In addition, the 15 acres of land come with a list of requirements, Ringstaff said.
“When we purchase the land, we do not want any stipulations attached,” Dirksen said.
A critical eye is being given to both properties.
“The city would save about half a million dollars in the long run by going with Georgetown, and it would help us when the Adkisson apartments come in,” Ringstaff said of apartments being built on Adkisson Drive within city limits.
Letters were sent out to both property owners.
Ringstaff said the letters, “... basically say the school board is seriously wanting to go into negotiations as long as there are no ties to the property.”
Murl Dirksen, site committee chair, said forward movement was needed.
Richard Shaw, school board member, questioned what money would be used to pay for the property.

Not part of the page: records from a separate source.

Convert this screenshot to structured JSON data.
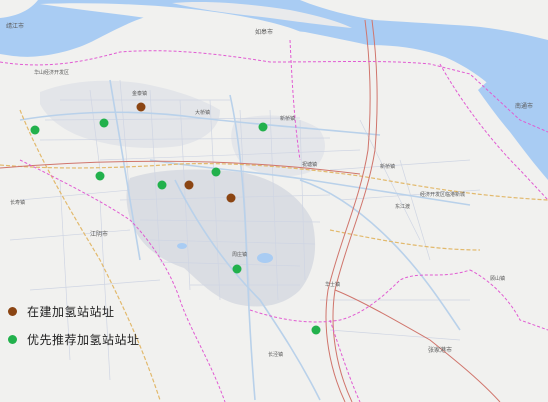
{
  "colors": {
    "water": "#a9ccf3",
    "land": "#f1f1ef",
    "city": "#d8dbe2",
    "road_minor": "#cfd5e3",
    "road_main": "#bcd3ea",
    "expressway": "#e8ca7e",
    "railway": "#d0756c",
    "boundary": "#e15bd2",
    "under_construction": "#8b4513",
    "recommended": "#22b14c"
  },
  "places": [
    {
      "id": "jingjiang",
      "text": "靖江市"
    },
    {
      "id": "rugao",
      "text": "如皋市"
    },
    {
      "id": "nantong",
      "text": "南通市"
    },
    {
      "id": "jinwan",
      "text": "金泰镇"
    },
    {
      "id": "daqiao",
      "text": "大桥镇"
    },
    {
      "id": "xinqiao",
      "text": "新桥镇"
    },
    {
      "id": "zhutang",
      "text": "祝塘镇"
    },
    {
      "id": "jiangyin",
      "text": "江阴市"
    },
    {
      "id": "changshou",
      "text": "长寿镇"
    },
    {
      "id": "zhouzhuang",
      "text": "周庄镇"
    },
    {
      "id": "huashi",
      "text": "华士镇"
    },
    {
      "id": "xinqiao2",
      "text": "新桥镇"
    },
    {
      "id": "dongjiangdu",
      "text": "东江渡"
    },
    {
      "id": "devzone",
      "text": "华山经济开发区"
    },
    {
      "id": "industrial",
      "text": "经济开发区临港新城"
    },
    {
      "id": "changjing",
      "text": "长泾镇"
    },
    {
      "id": "gushan",
      "text": "顾山镇"
    },
    {
      "id": "zhangjiagang",
      "text": "张家港市"
    }
  ],
  "sites": {
    "under_construction": [
      {
        "id": "uc-1",
        "label": "在建加氢站站址"
      },
      {
        "id": "uc-2",
        "label": "在建加氢站站址"
      },
      {
        "id": "uc-3",
        "label": "在建加氢站站址"
      }
    ],
    "recommended": [
      {
        "id": "r-1",
        "label": "优先推荐加氢站站址"
      },
      {
        "id": "r-2",
        "label": "优先推荐加氢站站址"
      },
      {
        "id": "r-3",
        "label": "优先推荐加氢站站址"
      },
      {
        "id": "r-4",
        "label": "优先推荐加氢站站址"
      },
      {
        "id": "r-5",
        "label": "优先推荐加氢站站址"
      },
      {
        "id": "r-6",
        "label": "优先推荐加氢站站址"
      },
      {
        "id": "r-7",
        "label": "优先推荐加氢站站址"
      },
      {
        "id": "r-8",
        "label": "优先推荐加氢站站址"
      }
    ]
  },
  "legend": {
    "under_construction_label": "在建加氢站站址",
    "recommended_label": "优先推荐加氢站站址"
  }
}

Ringstaff cited the money Bradley County schools owes the city of Cleveland from revenue received from the 2009 half-cent sales tax increase determined by the courts.
“I would ask the City Council to use that money as a good-faith effort because the City Council will have to come up with quite a bit of money for the school building itself,” Ringstaff said.
He added, “The Council individually has not frowned on the idea.”
Numbers of the elementary population moving into the Spring Creek apartments were requested by Dirksen.
Shaw suggested putting together a portfolio comparing both properties.
“... So people know what is going on,” Shaw said.
He also suggested the comparison charts for when the properties in question were presented to the board for a final decision.
“We personally like both pieces of property,” Ringstaff said. “I can even foresee a day when both pieces of property will be needed. The boards will make a decision on what is best for Cleveland City Schools.”